A joint meeting of The Empire Club of Canada and The Canadian Club.
A humorous relating of the "mixed boos and cheers" incident of the Prime Minister's first contact with the troops overseas. A description of the flight over. The speaker's visits to both Britain and France, three times each, since the war began. The situation in Britain. The rationing, the lack of anger. Britons, going about their business. The destruction in London. The Canadian troops overseas. The praise for Canada's war effort from the British in contrast to the criticism of the war effort here in Canada. Reasons for this conflict of opinion. The German war machine and their superior technology. The war effort in Britain which is not heart alone nor hand and heart, but genius. The manifestations everywhere of this industrial and technological genius. Conserving Canada's manpower for the air force. Shedding light on the puzzle of that contrast between the Canadian and British attitudes towards our war effort. The necessary secrecy of the development of new war materials.
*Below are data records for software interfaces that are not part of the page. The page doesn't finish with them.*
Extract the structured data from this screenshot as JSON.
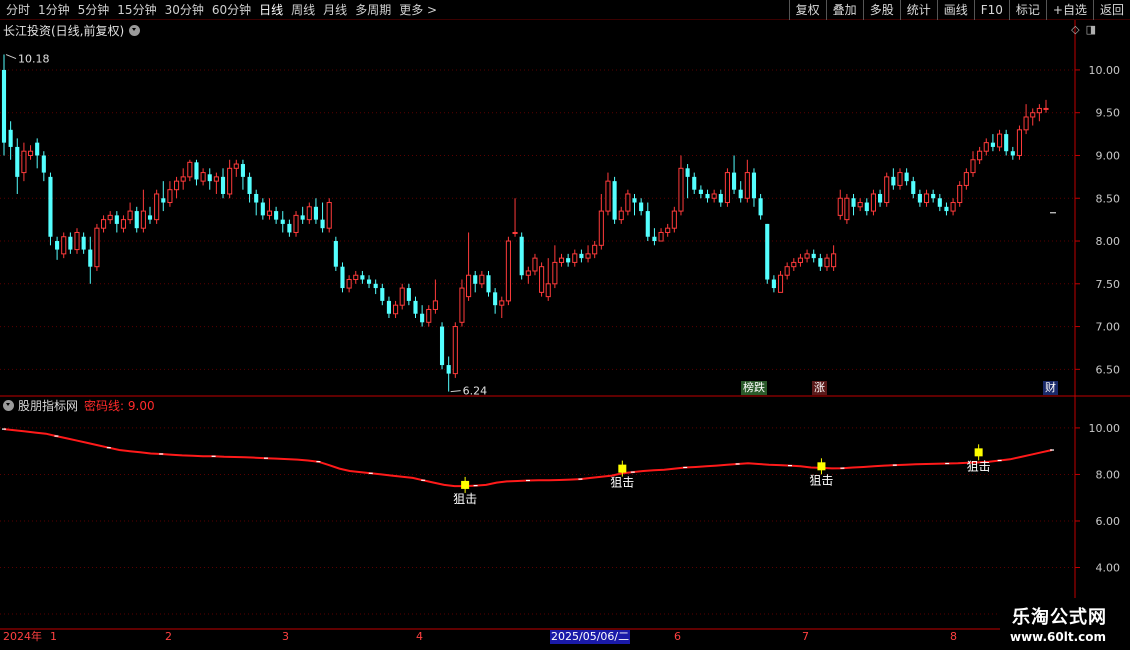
{
  "toolbar": {
    "periods": [
      "分时",
      "1分钟",
      "5分钟",
      "15分钟",
      "30分钟",
      "60分钟",
      "日线",
      "周线",
      "月线",
      "多周期",
      "更多 >"
    ],
    "active_period": "日线",
    "buttons": [
      "复权",
      "叠加",
      "多股",
      "统计",
      "画线",
      "F10",
      "标记",
      "+自选",
      "返回"
    ]
  },
  "main_title": "长江投资(日线,前复权)",
  "indicator": {
    "name": "股朋指标网",
    "line_label": "密码线: 9.00"
  },
  "markers": {
    "high": "10.18",
    "low": "6.24",
    "tag_bang": "榜跌",
    "tag_zhang": "涨",
    "tag_cai": "财",
    "signal_text": "狙击"
  },
  "dates": {
    "year": "2024年",
    "months": [
      "1",
      "2",
      "3",
      "4",
      "6",
      "7",
      "8"
    ],
    "highlight": "2025/05/06/二"
  },
  "watermark": {
    "title": "乐淘公式网",
    "url": "www.60lt.com"
  },
  "colors": {
    "up": "#ff3b3b",
    "down": "#54ffff",
    "axis": "#c00000",
    "line": "#ff1a1a",
    "signal": "#ffff00"
  },
  "chart_data": [
    {
      "type": "candlestick",
      "title": "长江投资(日线,前复权)",
      "ylim": [
        6.2,
        10.35
      ],
      "yticks": [
        6.5,
        7.0,
        7.5,
        8.0,
        8.5,
        9.0,
        9.5,
        10.0
      ],
      "high_label": 10.18,
      "low_label": 6.24,
      "candles": [
        [
          10.0,
          9.15,
          10.18,
          9.0
        ],
        [
          9.3,
          9.1,
          9.4,
          8.95
        ],
        [
          9.1,
          8.75,
          9.2,
          8.55
        ],
        [
          8.8,
          9.05,
          9.15,
          8.7
        ],
        [
          9.0,
          9.05,
          9.12,
          8.95
        ],
        [
          9.15,
          9.0,
          9.2,
          8.85
        ],
        [
          9.0,
          8.8,
          9.05,
          8.7
        ],
        [
          8.75,
          8.05,
          8.8,
          7.95
        ],
        [
          8.0,
          7.9,
          8.05,
          7.78
        ],
        [
          7.85,
          8.05,
          8.1,
          7.8
        ],
        [
          8.05,
          7.9,
          8.1,
          7.85
        ],
        [
          7.9,
          8.1,
          8.15,
          7.85
        ],
        [
          8.05,
          7.9,
          8.1,
          7.85
        ],
        [
          7.9,
          7.7,
          8.05,
          7.5
        ],
        [
          7.7,
          8.15,
          8.2,
          7.65
        ],
        [
          8.15,
          8.25,
          8.3,
          8.1
        ],
        [
          8.25,
          8.3,
          8.35,
          8.2
        ],
        [
          8.3,
          8.2,
          8.35,
          8.1
        ],
        [
          8.15,
          8.25,
          8.3,
          8.1
        ],
        [
          8.25,
          8.35,
          8.45,
          8.2
        ],
        [
          8.35,
          8.15,
          8.4,
          8.1
        ],
        [
          8.15,
          8.35,
          8.6,
          8.1
        ],
        [
          8.3,
          8.25,
          8.4,
          8.2
        ],
        [
          8.25,
          8.55,
          8.6,
          8.2
        ],
        [
          8.5,
          8.45,
          8.7,
          8.35
        ],
        [
          8.45,
          8.6,
          8.7,
          8.4
        ],
        [
          8.6,
          8.7,
          8.75,
          8.5
        ],
        [
          8.7,
          8.75,
          8.85,
          8.6
        ],
        [
          8.75,
          8.92,
          8.95,
          8.7
        ],
        [
          8.92,
          8.72,
          8.95,
          8.65
        ],
        [
          8.7,
          8.8,
          8.85,
          8.65
        ],
        [
          8.78,
          8.7,
          8.85,
          8.6
        ],
        [
          8.7,
          8.75,
          8.8,
          8.55
        ],
        [
          8.75,
          8.55,
          8.85,
          8.5
        ],
        [
          8.55,
          8.85,
          8.95,
          8.5
        ],
        [
          8.85,
          8.9,
          8.95,
          8.75
        ],
        [
          8.9,
          8.75,
          8.95,
          8.6
        ],
        [
          8.75,
          8.55,
          8.8,
          8.45
        ],
        [
          8.55,
          8.45,
          8.6,
          8.3
        ],
        [
          8.45,
          8.3,
          8.5,
          8.25
        ],
        [
          8.3,
          8.35,
          8.5,
          8.25
        ],
        [
          8.35,
          8.25,
          8.4,
          8.2
        ],
        [
          8.25,
          8.2,
          8.35,
          8.1
        ],
        [
          8.2,
          8.1,
          8.25,
          8.05
        ],
        [
          8.1,
          8.3,
          8.35,
          8.05
        ],
        [
          8.3,
          8.25,
          8.4,
          8.2
        ],
        [
          8.25,
          8.4,
          8.45,
          8.2
        ],
        [
          8.4,
          8.25,
          8.5,
          8.2
        ],
        [
          8.25,
          8.15,
          8.45,
          8.1
        ],
        [
          8.15,
          8.45,
          8.5,
          8.1
        ],
        [
          8.0,
          7.7,
          8.05,
          7.65
        ],
        [
          7.7,
          7.45,
          7.75,
          7.4
        ],
        [
          7.45,
          7.55,
          7.6,
          7.4
        ],
        [
          7.55,
          7.6,
          7.65,
          7.5
        ],
        [
          7.6,
          7.55,
          7.65,
          7.5
        ],
        [
          7.55,
          7.5,
          7.6,
          7.45
        ],
        [
          7.5,
          7.45,
          7.55,
          7.38
        ],
        [
          7.45,
          7.3,
          7.5,
          7.25
        ],
        [
          7.3,
          7.15,
          7.35,
          7.1
        ],
        [
          7.15,
          7.25,
          7.3,
          7.1
        ],
        [
          7.25,
          7.45,
          7.5,
          7.2
        ],
        [
          7.45,
          7.3,
          7.5,
          7.25
        ],
        [
          7.3,
          7.15,
          7.35,
          7.1
        ],
        [
          7.15,
          7.05,
          7.25,
          7.0
        ],
        [
          7.05,
          7.2,
          7.25,
          7.0
        ],
        [
          7.2,
          7.3,
          7.55,
          7.15
        ],
        [
          7.0,
          6.55,
          7.05,
          6.5
        ],
        [
          6.55,
          6.45,
          6.65,
          6.24
        ],
        [
          6.45,
          7.0,
          7.05,
          6.4
        ],
        [
          7.05,
          7.45,
          7.55,
          7.0
        ],
        [
          7.35,
          7.6,
          8.1,
          7.3
        ],
        [
          7.6,
          7.5,
          7.65,
          7.4
        ],
        [
          7.5,
          7.6,
          7.65,
          7.45
        ],
        [
          7.6,
          7.4,
          7.65,
          7.35
        ],
        [
          7.4,
          7.25,
          7.45,
          7.15
        ],
        [
          7.25,
          7.3,
          7.35,
          7.1
        ],
        [
          7.3,
          8.0,
          8.05,
          7.25
        ],
        [
          8.1,
          8.1,
          8.5,
          8.05
        ],
        [
          8.05,
          7.6,
          8.1,
          7.55
        ],
        [
          7.6,
          7.65,
          7.7,
          7.5
        ],
        [
          7.65,
          7.8,
          7.85,
          7.6
        ],
        [
          7.4,
          7.7,
          7.75,
          7.35
        ],
        [
          7.35,
          7.5,
          7.8,
          7.3
        ],
        [
          7.5,
          7.75,
          7.95,
          7.45
        ],
        [
          7.75,
          7.8,
          7.85,
          7.7
        ],
        [
          7.8,
          7.75,
          7.85,
          7.7
        ],
        [
          7.75,
          7.85,
          7.9,
          7.7
        ],
        [
          7.85,
          7.8,
          7.9,
          7.75
        ],
        [
          7.8,
          7.85,
          7.95,
          7.75
        ],
        [
          7.85,
          7.95,
          8.0,
          7.8
        ],
        [
          7.95,
          8.35,
          8.55,
          7.9
        ],
        [
          8.35,
          8.7,
          8.8,
          8.3
        ],
        [
          8.7,
          8.25,
          8.75,
          8.2
        ],
        [
          8.25,
          8.35,
          8.4,
          8.2
        ],
        [
          8.35,
          8.55,
          8.6,
          8.3
        ],
        [
          8.5,
          8.45,
          8.55,
          8.3
        ],
        [
          8.45,
          8.35,
          8.5,
          8.3
        ],
        [
          8.35,
          8.05,
          8.45,
          8.0
        ],
        [
          8.05,
          8.0,
          8.15,
          7.95
        ],
        [
          8.0,
          8.1,
          8.15,
          8.0
        ],
        [
          8.1,
          8.15,
          8.2,
          8.05
        ],
        [
          8.15,
          8.35,
          8.4,
          8.1
        ],
        [
          8.35,
          8.85,
          9.0,
          8.3
        ],
        [
          8.85,
          8.75,
          8.9,
          8.5
        ],
        [
          8.75,
          8.6,
          8.8,
          8.55
        ],
        [
          8.6,
          8.55,
          8.65,
          8.5
        ],
        [
          8.55,
          8.5,
          8.6,
          8.45
        ],
        [
          8.5,
          8.55,
          8.6,
          8.45
        ],
        [
          8.55,
          8.45,
          8.6,
          8.4
        ],
        [
          8.45,
          8.8,
          8.85,
          8.4
        ],
        [
          8.8,
          8.6,
          9.0,
          8.55
        ],
        [
          8.6,
          8.5,
          8.7,
          8.45
        ],
        [
          8.5,
          8.8,
          8.95,
          8.45
        ],
        [
          8.8,
          8.5,
          8.85,
          8.4
        ],
        [
          8.5,
          8.3,
          8.55,
          8.25
        ],
        [
          8.2,
          7.55,
          8.2,
          7.5
        ],
        [
          7.55,
          7.45,
          7.6,
          7.4
        ],
        [
          7.4,
          7.6,
          7.65,
          7.4
        ],
        [
          7.6,
          7.7,
          7.75,
          7.55
        ],
        [
          7.7,
          7.75,
          7.8,
          7.65
        ],
        [
          7.75,
          7.8,
          7.85,
          7.7
        ],
        [
          7.8,
          7.85,
          7.9,
          7.75
        ],
        [
          7.85,
          7.8,
          7.9,
          7.75
        ],
        [
          7.8,
          7.7,
          7.85,
          7.65
        ],
        [
          7.7,
          7.8,
          7.85,
          7.65
        ],
        [
          7.7,
          7.85,
          7.95,
          7.65
        ],
        [
          8.3,
          8.5,
          8.6,
          8.25
        ],
        [
          8.25,
          8.5,
          8.55,
          8.2
        ],
        [
          8.5,
          8.4,
          8.55,
          8.3
        ],
        [
          8.4,
          8.45,
          8.5,
          8.35
        ],
        [
          8.45,
          8.35,
          8.5,
          8.3
        ],
        [
          8.35,
          8.55,
          8.6,
          8.3
        ],
        [
          8.55,
          8.45,
          8.6,
          8.4
        ],
        [
          8.45,
          8.75,
          8.8,
          8.4
        ],
        [
          8.75,
          8.65,
          8.85,
          8.6
        ],
        [
          8.65,
          8.8,
          8.85,
          8.6
        ],
        [
          8.8,
          8.7,
          8.85,
          8.65
        ],
        [
          8.7,
          8.55,
          8.75,
          8.5
        ],
        [
          8.55,
          8.45,
          8.6,
          8.4
        ],
        [
          8.45,
          8.55,
          8.6,
          8.4
        ],
        [
          8.55,
          8.5,
          8.6,
          8.45
        ],
        [
          8.5,
          8.4,
          8.55,
          8.35
        ],
        [
          8.4,
          8.35,
          8.45,
          8.3
        ],
        [
          8.35,
          8.45,
          8.5,
          8.3
        ],
        [
          8.45,
          8.65,
          8.7,
          8.4
        ],
        [
          8.65,
          8.8,
          8.85,
          8.6
        ],
        [
          8.8,
          8.95,
          9.05,
          8.75
        ],
        [
          8.95,
          9.05,
          9.1,
          8.9
        ],
        [
          9.05,
          9.15,
          9.2,
          9.0
        ],
        [
          9.15,
          9.1,
          9.25,
          9.05
        ],
        [
          9.1,
          9.25,
          9.3,
          9.05
        ],
        [
          9.25,
          9.05,
          9.3,
          9.0
        ],
        [
          9.05,
          9.0,
          9.1,
          8.95
        ],
        [
          9.0,
          9.3,
          9.35,
          8.95
        ],
        [
          9.3,
          9.45,
          9.6,
          9.25
        ],
        [
          9.45,
          9.5,
          9.55,
          9.35
        ],
        [
          9.5,
          9.55,
          9.6,
          9.4
        ],
        [
          9.55,
          9.55,
          9.65,
          9.5
        ]
      ]
    },
    {
      "type": "line",
      "title": "股朋指标网",
      "ylim": [
        1.4,
        11.2
      ],
      "yticks": [
        2.0,
        4.0,
        6.0,
        8.0,
        10.0
      ],
      "series": [
        {
          "name": "密码线",
          "values": [
            9.95,
            9.9,
            9.85,
            9.8,
            9.75,
            9.65,
            9.55,
            9.45,
            9.35,
            9.25,
            9.15,
            9.05,
            9.0,
            8.95,
            8.9,
            8.88,
            8.85,
            8.82,
            8.8,
            8.78,
            8.78,
            8.76,
            8.75,
            8.74,
            8.72,
            8.7,
            8.68,
            8.66,
            8.64,
            8.6,
            8.55,
            8.4,
            8.25,
            8.15,
            8.1,
            8.05,
            8.0,
            7.95,
            7.9,
            7.85,
            7.75,
            7.65,
            7.55,
            7.5,
            7.5,
            7.52,
            7.55,
            7.65,
            7.7,
            7.72,
            7.74,
            7.75,
            7.75,
            7.76,
            7.78,
            7.8,
            7.85,
            7.9,
            7.95,
            8.05,
            8.1,
            8.15,
            8.18,
            8.2,
            8.25,
            8.3,
            8.32,
            8.35,
            8.38,
            8.42,
            8.45,
            8.48,
            8.45,
            8.42,
            8.4,
            8.38,
            8.35,
            8.3,
            8.28,
            8.26,
            8.27,
            8.3,
            8.32,
            8.35,
            8.38,
            8.4,
            8.42,
            8.44,
            8.45,
            8.46,
            8.47,
            8.48,
            8.5,
            8.52,
            8.55,
            8.6,
            8.65,
            8.75,
            8.85,
            8.95,
            9.05
          ]
        }
      ],
      "signals": [
        {
          "label": "狙击",
          "index": 44,
          "value": 7.55
        },
        {
          "label": "狙击",
          "index": 59,
          "value": 8.25
        },
        {
          "label": "狙击",
          "index": 78,
          "value": 8.35
        },
        {
          "label": "狙击",
          "index": 93,
          "value": 8.95
        }
      ]
    }
  ]
}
We in Canada at about the same stage where the Britons were immediately following May 10, 1940. Taking the measure of us all.